(PROVIDED ENTRIES begins)

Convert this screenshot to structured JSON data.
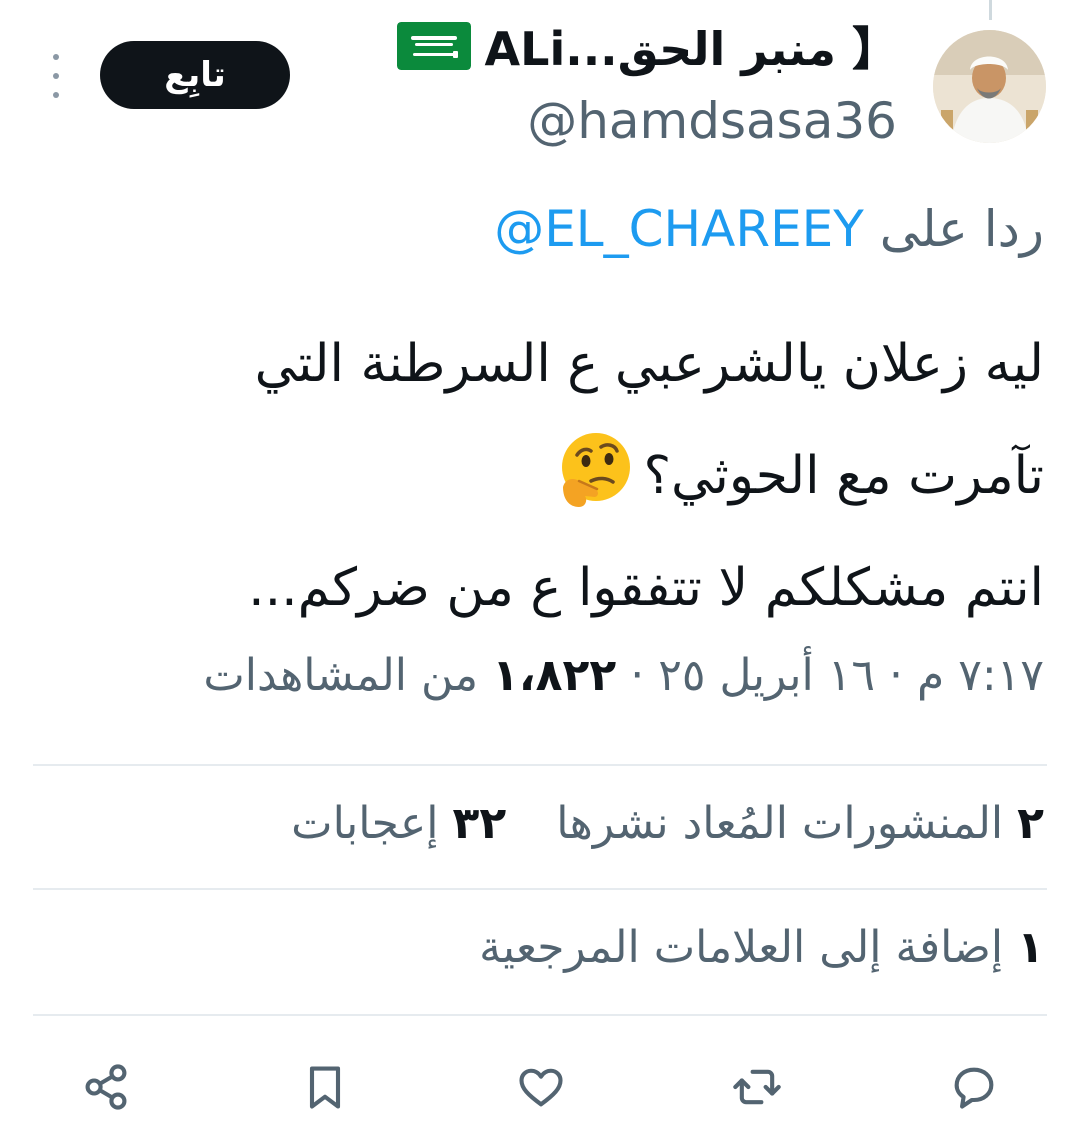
{
  "author": {
    "display_name": "ALi...منبر الحق 】",
    "handle": "@hamdsasa36",
    "flag_icon": "saudi-arabia-flag-icon"
  },
  "follow_label": "تابِع",
  "reply": {
    "prefix": "ردا على",
    "mention": "@EL_CHAREEY"
  },
  "tweet": {
    "line1": "ليه زعلان يالشرعبي ع السرطنة التي",
    "line2": "تآمرت مع الحوثي؟",
    "line2_emoji": "thinking-face-emoji",
    "line3": "انتم مشكلكم لا تتفقوا ع من ضركم..."
  },
  "meta": {
    "time": "٧:١٧ م",
    "sep": "·",
    "date": "١٦ أبريل ٢٥",
    "views_count": "١،٨٢٢",
    "views_label": "من المشاهدات"
  },
  "stats": {
    "reposts_count": "٢",
    "reposts_label": "المنشورات المُعاد نشرها",
    "likes_count": "٣٢",
    "likes_label": "إعجابات",
    "bookmarks_count": "١",
    "bookmarks_label": "إضافة إلى العلامات المرجعية"
  },
  "actions": [
    "reply-icon",
    "retweet-icon",
    "like-icon",
    "bookmark-icon",
    "share-icon"
  ],
  "colors": {
    "text": "#0f1419",
    "secondary": "#536471",
    "link": "#1d9bf0",
    "follow_bg": "#0f1419",
    "divider": "#e6ebef"
  }
}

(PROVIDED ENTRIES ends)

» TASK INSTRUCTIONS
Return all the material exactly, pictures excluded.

» TASK RESPONSE
Convert this screenshot to structured JSON data.
{
  "author": {
    "display_name": "ALi...منبر الحق 】",
    "handle": "@hamdsasa36",
    "flag_icon": "saudi-arabia-flag-icon"
  },
  "follow_label": "تابِع",
  "reply": {
    "prefix": "ردا على",
    "mention": "@EL_CHAREEY"
  },
  "tweet": {
    "line1": "ليه زعلان يالشرعبي ع السرطنة التي",
    "line2": "تآمرت مع الحوثي؟",
    "line2_emoji": "thinking-face-emoji",
    "line3": "انتم مشكلكم لا تتفقوا ع من ضركم..."
  },
  "meta": {
    "time": "٧:١٧ م",
    "sep": "·",
    "date": "١٦ أبريل ٢٥",
    "views_count": "١،٨٢٢",
    "views_label": "من المشاهدات"
  },
  "stats": {
    "reposts_count": "٢",
    "reposts_label": "المنشورات المُعاد نشرها",
    "likes_count": "٣٢",
    "likes_label": "إعجابات",
    "bookmarks_count": "١",
    "bookmarks_label": "إضافة إلى العلامات المرجعية"
  },
  "actions": [
    "reply-icon",
    "retweet-icon",
    "like-icon",
    "bookmark-icon",
    "share-icon"
  ],
  "colors": {
    "text": "#0f1419",
    "secondary": "#536471",
    "link": "#1d9bf0",
    "follow_bg": "#0f1419",
    "divider": "#e6ebef"
  }
}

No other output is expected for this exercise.